LOS ANGELES (CNN/Money) - Calling any one particular title at the Electronic Entertainment Expo (E3) "the best" is never a winning game. So much of that decision relies on individual tastes, age, and favorite genre that there's no way to make a fair assessment.
Still, there are certainly titles that stand above the rest each year. And there are breakout games that seem destined to be monster hits at retail in the coming holiday season. That's what we mean by "ones to watch."
Before we list those, though, a couple of caveats. First: Deadlines mean even less to game developers than they do to reporters. They'll promise a title by a certain date, then blow past that date without batting an eye. (Several developers, to their credit – and gamer frustration – have stopped making predictions, only saying the game will ship "when it's done.") So there's no guarantee these games will be in stores in time for the holidays this year.
Second: Early looks at games can be deceiving.

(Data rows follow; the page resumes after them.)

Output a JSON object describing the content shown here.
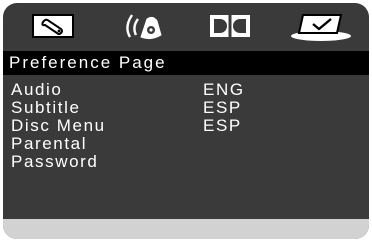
{
  "tabs": [
    {
      "icon": "wrench-icon",
      "selected": false
    },
    {
      "icon": "speaker-audio-icon",
      "selected": false
    },
    {
      "icon": "dolby-icon",
      "selected": false
    },
    {
      "icon": "checkmark-icon",
      "selected": true
    }
  ],
  "page": {
    "title": "Preference Page"
  },
  "items": [
    {
      "label": "Audio",
      "value": "ENG"
    },
    {
      "label": "Subtitle",
      "value": "ESP"
    },
    {
      "label": "Disc Menu",
      "value": "ESP"
    },
    {
      "label": "Parental",
      "value": ""
    },
    {
      "label": "Password",
      "value": ""
    }
  ],
  "colors": {
    "panel": "#3a3a3a",
    "title_bar": "#000000",
    "footer": "#d2d2d2",
    "text": "#ffffff"
  }
}
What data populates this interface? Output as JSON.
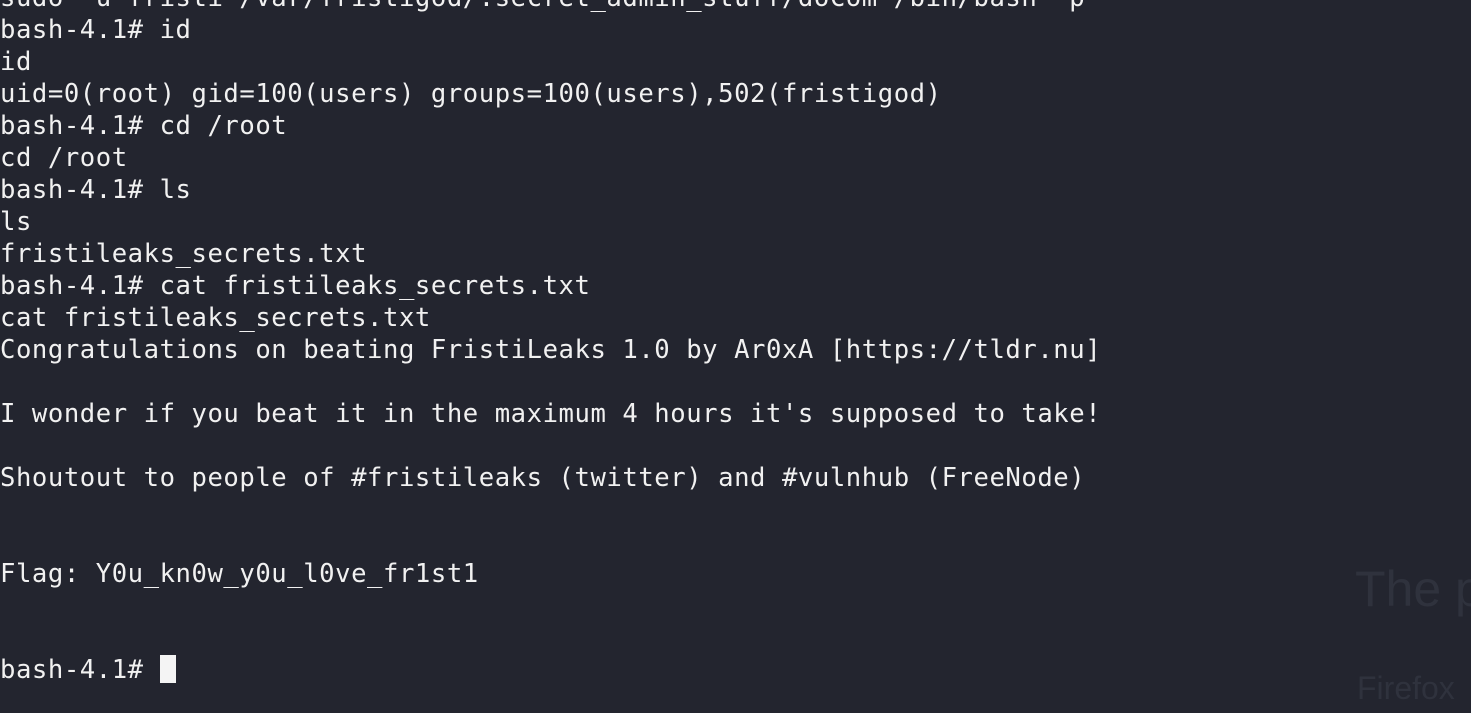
{
  "terminal": {
    "lines": [
      "sudo -u fristi /var/fristigod/.secret_admin_stuff/doCom /bin/bash -p",
      "bash-4.1# id",
      "id",
      "uid=0(root) gid=100(users) groups=100(users),502(fristigod)",
      "bash-4.1# cd /root",
      "cd /root",
      "bash-4.1# ls",
      "ls",
      "fristileaks_secrets.txt",
      "bash-4.1# cat fristileaks_secrets.txt",
      "cat fristileaks_secrets.txt",
      "Congratulations on beating FristiLeaks 1.0 by Ar0xA [https://tldr.nu]",
      "",
      "I wonder if you beat it in the maximum 4 hours it's supposed to take!",
      "",
      "Shoutout to people of #fristileaks (twitter) and #vulnhub (FreeNode)",
      "",
      "",
      "Flag: Y0u_kn0w_y0u_l0ve_fr1st1",
      "",
      "",
      "bash-4.1# "
    ]
  },
  "background_overlay": {
    "text_1": "The p",
    "text_2": "Firefox"
  },
  "colors": {
    "background": "#23252f",
    "foreground": "#f1f1f1",
    "cursor": "#f4f4f4"
  }
}
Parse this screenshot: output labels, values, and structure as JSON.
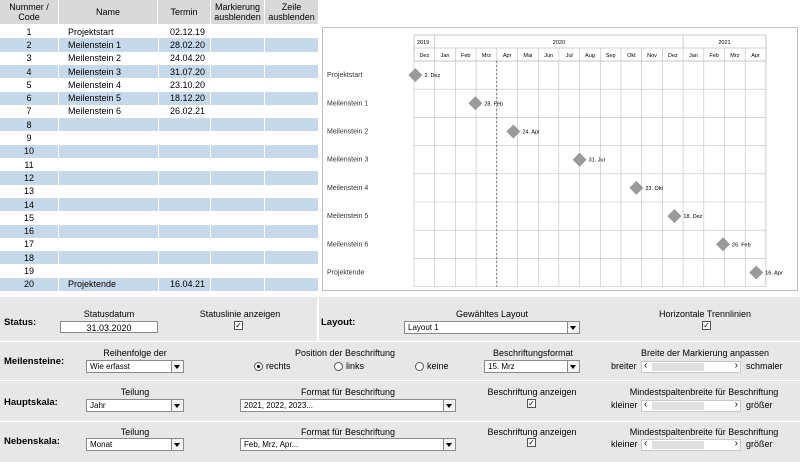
{
  "table": {
    "headers": {
      "number": "Nummer / Code",
      "name": "Name",
      "date": "Termin",
      "hide_marker": "Markierung ausblenden",
      "hide_row": "Zeile ausblenden"
    },
    "rows": [
      {
        "num": "1",
        "name": "Projektstart",
        "date": "02.12.19"
      },
      {
        "num": "2",
        "name": "Meilenstein 1",
        "date": "28.02.20"
      },
      {
        "num": "3",
        "name": "Meilenstein 2",
        "date": "24.04.20"
      },
      {
        "num": "4",
        "name": "Meilenstein 3",
        "date": "31.07.20"
      },
      {
        "num": "5",
        "name": "Meilenstein 4",
        "date": "23.10.20"
      },
      {
        "num": "6",
        "name": "Meilenstein 5",
        "date": "18.12.20"
      },
      {
        "num": "7",
        "name": "Meilenstein 6",
        "date": "26.02.21"
      },
      {
        "num": "8",
        "name": "",
        "date": ""
      },
      {
        "num": "9",
        "name": "",
        "date": ""
      },
      {
        "num": "10",
        "name": "",
        "date": ""
      },
      {
        "num": "11",
        "name": "",
        "date": ""
      },
      {
        "num": "12",
        "name": "",
        "date": ""
      },
      {
        "num": "13",
        "name": "",
        "date": ""
      },
      {
        "num": "14",
        "name": "",
        "date": ""
      },
      {
        "num": "15",
        "name": "",
        "date": ""
      },
      {
        "num": "16",
        "name": "",
        "date": ""
      },
      {
        "num": "17",
        "name": "",
        "date": ""
      },
      {
        "num": "18",
        "name": "",
        "date": ""
      },
      {
        "num": "19",
        "name": "",
        "date": ""
      },
      {
        "num": "20",
        "name": "Projektende",
        "date": "16.04.21"
      }
    ]
  },
  "gantt": {
    "years": [
      "2019",
      "2020",
      "2021"
    ],
    "months": [
      "Dez",
      "Jan",
      "Feb",
      "Mrz",
      "Apr",
      "Mai",
      "Jun",
      "Jul",
      "Aug",
      "Sep",
      "Okt",
      "Nov",
      "Dez",
      "Jan",
      "Feb",
      "Mrz",
      "Apr"
    ],
    "status_month": "Mrz",
    "marker_color": "#9a9a9a",
    "milestones": [
      {
        "label": "Projektstart",
        "caption": "2. Dez"
      },
      {
        "label": "Meilenstein 1",
        "caption": "28. Feb"
      },
      {
        "label": "Meilenstein 2",
        "caption": "24. Apr"
      },
      {
        "label": "Meilenstein 3",
        "caption": "31. Jul"
      },
      {
        "label": "Meilenstein 4",
        "caption": "23. Okt"
      },
      {
        "label": "Meilenstein 5",
        "caption": "18. Dez"
      },
      {
        "label": "Meilenstein 6",
        "caption": "26. Feb"
      },
      {
        "label": "Projektende",
        "caption": "16. Apr"
      }
    ]
  },
  "settings": {
    "status": {
      "label": "Status:",
      "date_label": "Statusdatum",
      "date_value": "31.03.2020",
      "show_line_label": "Statuslinie anzeigen",
      "show_line_checked": "✓"
    },
    "layout": {
      "label": "Layout:",
      "chosen_label": "Gewähltes Layout",
      "chosen_value": "Layout 1",
      "hlines_label": "Horizontale Trennlinien",
      "hlines_checked": "✓"
    },
    "milestones": {
      "label": "Meilensteine:",
      "order_label": "Reihenfolge der Anzeige",
      "order_value": "Wie erfasst",
      "position_label": "Position der Beschriftung",
      "opt_right": "rechts",
      "opt_left": "links",
      "opt_none": "keine",
      "format_label": "Beschriftungsformat",
      "format_value": "15. Mrz",
      "width_label": "Breite der Markierung anpassen",
      "wider": "breiter",
      "narrower": "schmaler"
    },
    "main_scale": {
      "label": "Hauptskala:",
      "division_label": "Teilung",
      "division_value": "Jahr",
      "format_label": "Format für Beschriftung",
      "format_value": "2021, 2022, 2023...",
      "show_label": "Beschriftung anzeigen",
      "show_checked": "✓",
      "min_width_label": "Mindestspaltenbreite für Beschriftung",
      "smaller": "kleiner",
      "larger": "größer"
    },
    "sub_scale": {
      "label": "Nebenskala:",
      "division_label": "Teilung",
      "division_value": "Monat",
      "format_label": "Format für Beschriftung",
      "format_value": "Feb, Mrz, Apr...",
      "show_label": "Beschriftung anzeigen",
      "show_checked": "✓",
      "min_width_label": "Mindestspaltenbreite für Beschriftung",
      "smaller": "kleiner",
      "larger": "größer"
    }
  }
}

There are thousands of games on the show floor, so we obviously didn't have time to thoroughly test them all. What's fun for five or 10 minutes at E3 can be tedious or confusing in the living room.
That said: Here's what we think you'll be hearing a lot about in the months to come.
Blinx, The Time Sweeper (Microsoft Xbox) – Microsoft needed a hit game at this show – and it could have one with Blinx. The major hurdle will be trying to describe the game. (The company's first attempt at its pre-show press conference fell flat, but word of mouth began to spread fast once the show began.) Blinx is a cat – and a janitor - who must save the world from time monsters. The curve here is that through power-ups, Blinx can pause, fast-forward and reverse time. Granted, it sounds a little strange, but the gameplay is definitely addictive. And the title has "franchise" written all over it. It won't be the game that saves the Xbox, but it will keep the buzz going for another few months.
The Legend of Zelda (Nintendo GameCube) – The screenshot you see to the left really doesn't do "The Legend of Zelda" justice. And Nintendo knows this, so don't expect to see a whole lot more in the coming months. To see the game in action, though, will convert the doubters. Of course, with the name "Zelda" on it, Nintendo's all-but-guaranteed to see millions of copies. The cartoon-ish graphics are known as cel-shading in the industry and they haven't really worked in most previous games. They do here.
The Sims Online (PC) – "The Sims" is a genuine phenomenon. It's the best selling game of all time – and now it's looking to bring its players together. Gameplay is similar in style to the single-player game, so as not to alienate the core audience, but the community aspects should hold some appeal. The question is: Will "Sims" fans be willing to pay a monthly subscription fee? Online gaming has been a niche market in the PC gaming world. But if any game is going to bring online into the mainstream, this is it.
Wario World (Nintendo GameCube) – You may have heard a lot more about "Super Mario Sunshine," but this title featuring the happy plumber's evil alter-ego is a heck of a lot of fun. Gameplay styles are similar to the Mario title, but "Wario World" will appeal to older gamers as well as younger ones.
Lord of the Rings: The Two Towers (Sony PlayStation) – Like "Zelda," the adjacent screenshot doesn't really show the potential of this game. (It was taken a month before E3 and the game has progressed greatly in that time.) Set to release right before the second "Lord of the Rings" movie, the game incorporates elements of 2001's smash hit, "The Fellowship of the Ring," and its sequel and namesake, "The Two Towers." It could be a bit seller simply by riding the film's coattails, but this is a title that could easily be a hit on its own.
Doom III (PC) – Actually, there's no way on the face of the earth you'll see this one on store shelves this year. Publisher Activision is predicting a 2003 release, but there's no guarantee that will happen either. It doesn't matter. id Software has redefined what a gaming graphics engine can do with this title – and the story looks to be a truly spooky one (people were cowering during the demo at the show). Doom III's cinematic-quality graphics and graphic violence are bound to court controversy, but that doesn't diminish the fact that id has once again shown that it's the best action gaming developer in the industry.